Synopsis: PDQ library functions


The following PDQ code, written in R, is a model of an AWS cloud application implemented using the CreateMultiNode function along with the new MSC option for solving a multiserver queue that services a finite number of user requests. You can read the background to this PDQ model in the paper entitled:
Linux-Tomcat Application Performance on Amazon AWS.


requests <- 400;   # load due to mobile users 
threads  <- 300;   # active tomcat server threads 
stime    <- 0.444; # measured service time (seconds) 

Init("AWS Tomcat Model")  
CreateClosed("Requests", BATCH, requests, 0.0)
CreateMultiNode(threads, "Threads", MSC, FCFS) 
SetDemand("Threads", "Requests", stime) 

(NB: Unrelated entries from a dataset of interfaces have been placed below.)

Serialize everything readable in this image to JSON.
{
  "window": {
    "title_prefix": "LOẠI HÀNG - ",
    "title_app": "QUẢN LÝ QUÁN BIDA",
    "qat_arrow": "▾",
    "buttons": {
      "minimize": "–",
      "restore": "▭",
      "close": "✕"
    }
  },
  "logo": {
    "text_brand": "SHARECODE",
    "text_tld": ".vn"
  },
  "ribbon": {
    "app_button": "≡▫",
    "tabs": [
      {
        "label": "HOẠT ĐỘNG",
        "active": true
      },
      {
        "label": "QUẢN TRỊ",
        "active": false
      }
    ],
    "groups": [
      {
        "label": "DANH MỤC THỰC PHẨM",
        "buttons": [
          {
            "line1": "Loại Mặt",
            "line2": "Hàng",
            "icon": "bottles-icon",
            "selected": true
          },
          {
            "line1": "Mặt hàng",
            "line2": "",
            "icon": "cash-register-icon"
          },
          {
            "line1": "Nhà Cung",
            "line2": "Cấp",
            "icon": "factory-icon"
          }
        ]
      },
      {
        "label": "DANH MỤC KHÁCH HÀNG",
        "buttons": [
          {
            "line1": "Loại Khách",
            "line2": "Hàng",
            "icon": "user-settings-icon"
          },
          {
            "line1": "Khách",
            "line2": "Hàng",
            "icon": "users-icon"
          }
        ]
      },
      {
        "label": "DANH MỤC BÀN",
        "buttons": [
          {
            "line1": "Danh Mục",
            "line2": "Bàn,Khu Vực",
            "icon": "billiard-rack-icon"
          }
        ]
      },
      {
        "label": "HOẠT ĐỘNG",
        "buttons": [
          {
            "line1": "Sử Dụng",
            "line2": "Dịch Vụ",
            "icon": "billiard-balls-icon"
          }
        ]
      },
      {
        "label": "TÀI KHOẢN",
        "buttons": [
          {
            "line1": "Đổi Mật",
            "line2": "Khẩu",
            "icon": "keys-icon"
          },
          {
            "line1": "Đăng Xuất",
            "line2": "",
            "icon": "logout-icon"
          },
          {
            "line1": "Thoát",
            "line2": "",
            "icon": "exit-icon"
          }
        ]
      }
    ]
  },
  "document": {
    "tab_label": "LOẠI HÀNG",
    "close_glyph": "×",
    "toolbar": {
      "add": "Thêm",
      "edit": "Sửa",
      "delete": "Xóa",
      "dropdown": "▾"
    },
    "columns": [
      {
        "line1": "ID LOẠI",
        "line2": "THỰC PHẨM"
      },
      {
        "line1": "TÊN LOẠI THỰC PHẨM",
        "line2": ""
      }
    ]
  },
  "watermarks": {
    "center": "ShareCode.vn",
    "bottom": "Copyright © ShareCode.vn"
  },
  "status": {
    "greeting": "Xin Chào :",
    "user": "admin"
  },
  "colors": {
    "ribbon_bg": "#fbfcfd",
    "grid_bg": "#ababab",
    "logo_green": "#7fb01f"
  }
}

In this model, the Tomcat threads on AWS play the role of queueing servers.

                        PRETTY DAMN QUICK REPORT         
               ***  on   Tue Nov 24 08:10:59 2020     ***
               ***  for  AWS Tomcat Model             ***
               ***  PDQ  Version 7.0.0 Build 112420   ***

               ********      PDQ Model INPUTS    ********

Queueing Network Parameters

Node Sched Resource   Workload   Class    Service time
---- ----- --------   --------   -----    ------------
MSC  FCFS  Threads    Requests   BATCH        0.444000

Network type:   CLOSED
Workload streams:    1
Queueing nodes:      1

Workload       Jobs        R minimum
--------       ----        ----------
Requests     400.00        0.4440

               ********     PDQ Model OUTPUTS    ********

Solution method: EXACT

               ********   SYSTEM Performance     ********

Metric                   Value      Unit
------                  -------     ----
Workload: "Requests"
Mean concurrency        400.0000    Reqs
Mean throughput         675.6757    Reqs/Sec
Response time             0.5920    Sec
Stretch factor            1.3333

Bounds Analysis:
Max throughput          675.6757    Reqs/Sec
Min response              0.4440    Sec
Max demand                0.0015    Sec
Total demand              0.4440    Sec
Optimal jobs            300.0000    Jobs

               ********   RESOURCE Performance   ********

Metric          Resource     Work               Value    Unit
------          --------     ----              -------   ----
Capacity        Threads      Requests              300   Servers
Throughput      Threads      Requests         675.6757   Reqs/Sec
In service      Threads      Requests         300.0000   Reqs
Utilization     Threads      Requests         100.0000   Percent
Queue length    Threads      Requests         400.0000   Reqs
Waiting line    Threads      Requests         100.0000   Reqs
Waiting time    Threads      Requests           0.1480   Sec
Residence time  Threads      Requests           0.5920   Sec


Pretty Damn Quick queueing-network modeling package







No packages published